But yesterday wasn’t a clear day in southern Minnesota, as the Minnesota Pollution Control Agency issued an air quality alert:
The Minnesota Pollution Control Agency (MPCA) has issued an air pollution health advisory for the southern two-thirds of Minnesota, including the Twin Cities, Rochester, St. Cloud, Marshall, and Detroit Lakes areas for Thursday, December 17 through Friday, December 18.
Light southerly winds and local temperature inversions are encouraging fine particle transport and buildup in the region. As a result, Air Quality Index (AQI) levels in the Twin Cities are forecasted to be high-moderate on Thursday and unhealthy for sensitive groups on Friday, with an expected peak AQI of 105. The MPCA issues an air pollution health alert when actual AQI levels exceed 101.
That’s one day after the MPCA voted 7-1 to endorse a plan to reduce haze in northern MN, including Voyageurs National Park and the Boundary Waters Canoe Area.

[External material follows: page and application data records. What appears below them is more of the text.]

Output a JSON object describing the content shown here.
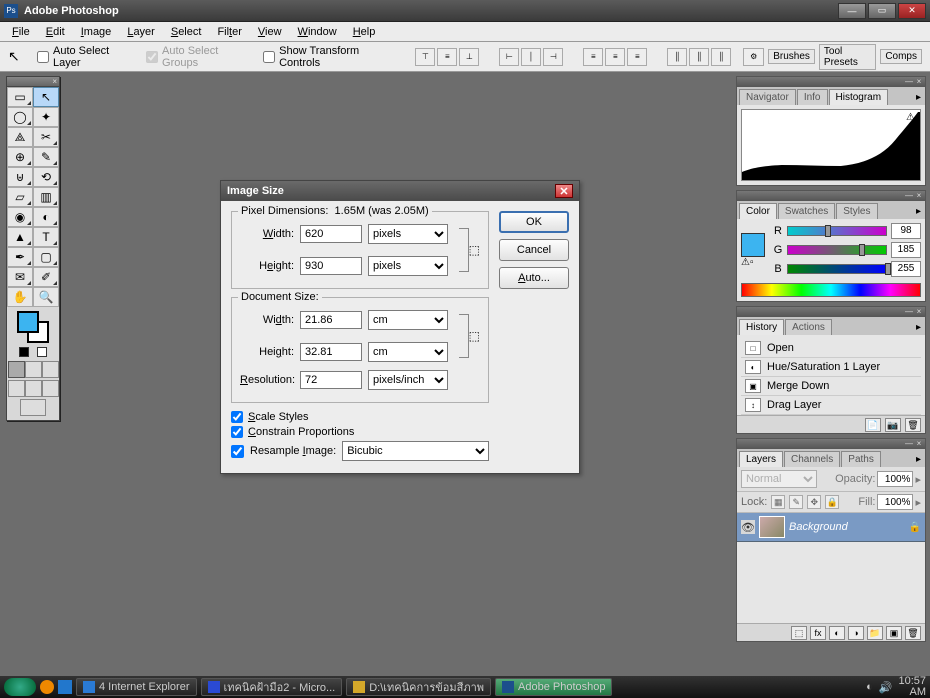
{
  "app": {
    "title": "Adobe Photoshop"
  },
  "menu": [
    "File",
    "Edit",
    "Image",
    "Layer",
    "Select",
    "Filter",
    "View",
    "Window",
    "Help"
  ],
  "options": {
    "autoSelectLayer": "Auto Select Layer",
    "autoSelectGroups": "Auto Select Groups",
    "showTransform": "Show Transform Controls",
    "tabs": [
      "Brushes",
      "Tool Presets",
      "Comps"
    ]
  },
  "dialog": {
    "title": "Image Size",
    "pixelDimLabel": "Pixel Dimensions:",
    "pixelDimValue": "1.65M (was 2.05M)",
    "widthLabel": "Width:",
    "heightLabel": "Height:",
    "pxWidth": "620",
    "pxHeight": "930",
    "pxUnit": "pixels",
    "docSizeLabel": "Document Size:",
    "docWidth": "21.86",
    "docHeight": "32.81",
    "docUnit": "cm",
    "resLabel": "Resolution:",
    "resolution": "72",
    "resUnit": "pixels/inch",
    "scaleStyles": "Scale Styles",
    "constrain": "Constrain Proportions",
    "resample": "Resample Image:",
    "resampleMethod": "Bicubic",
    "ok": "OK",
    "cancel": "Cancel",
    "auto": "Auto..."
  },
  "navigator": {
    "tabs": [
      "Navigator",
      "Info",
      "Histogram"
    ]
  },
  "color": {
    "tabs": [
      "Color",
      "Swatches",
      "Styles"
    ],
    "r": "98",
    "g": "185",
    "b": "255"
  },
  "history": {
    "tabs": [
      "History",
      "Actions"
    ],
    "items": [
      "Open",
      "Hue/Saturation 1 Layer",
      "Merge Down",
      "Drag Layer"
    ]
  },
  "layers": {
    "tabs": [
      "Layers",
      "Channels",
      "Paths"
    ],
    "blend": "Normal",
    "opacityLabel": "Opacity:",
    "opacity": "100%",
    "lockLabel": "Lock:",
    "fillLabel": "Fill:",
    "fill": "100%",
    "layerName": "Background"
  },
  "taskbar": {
    "items": [
      {
        "label": "4 Internet Explorer",
        "icon": "#2a7ad4"
      },
      {
        "label": "เทคนิคฝ้ามือ2 - Micro...",
        "icon": "#2a4ad4"
      },
      {
        "label": "D:\\เทคนิคการข้อมสีภาพ",
        "icon": "#d4a82a"
      },
      {
        "label": "Adobe Photoshop",
        "icon": "#1c4f8c",
        "active": true
      }
    ],
    "time": "10:57",
    "ampm": "AM"
  }
}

The Star Tribune reports that the plan is entirely too industry-friendly (read “weak”) to pass muster with groups concerned about BWCA air quality:
Environmental groups, the National Park Service and the U.S. Forest Service said the proposal does not go far enough and is not on track to meet a federal goal to eliminate man-made haze by 2064. They faulted MPCA staff for relying too much on industry cost estimates, and claimed that more could be accomplished by requiring the most advanced pollution-control technology.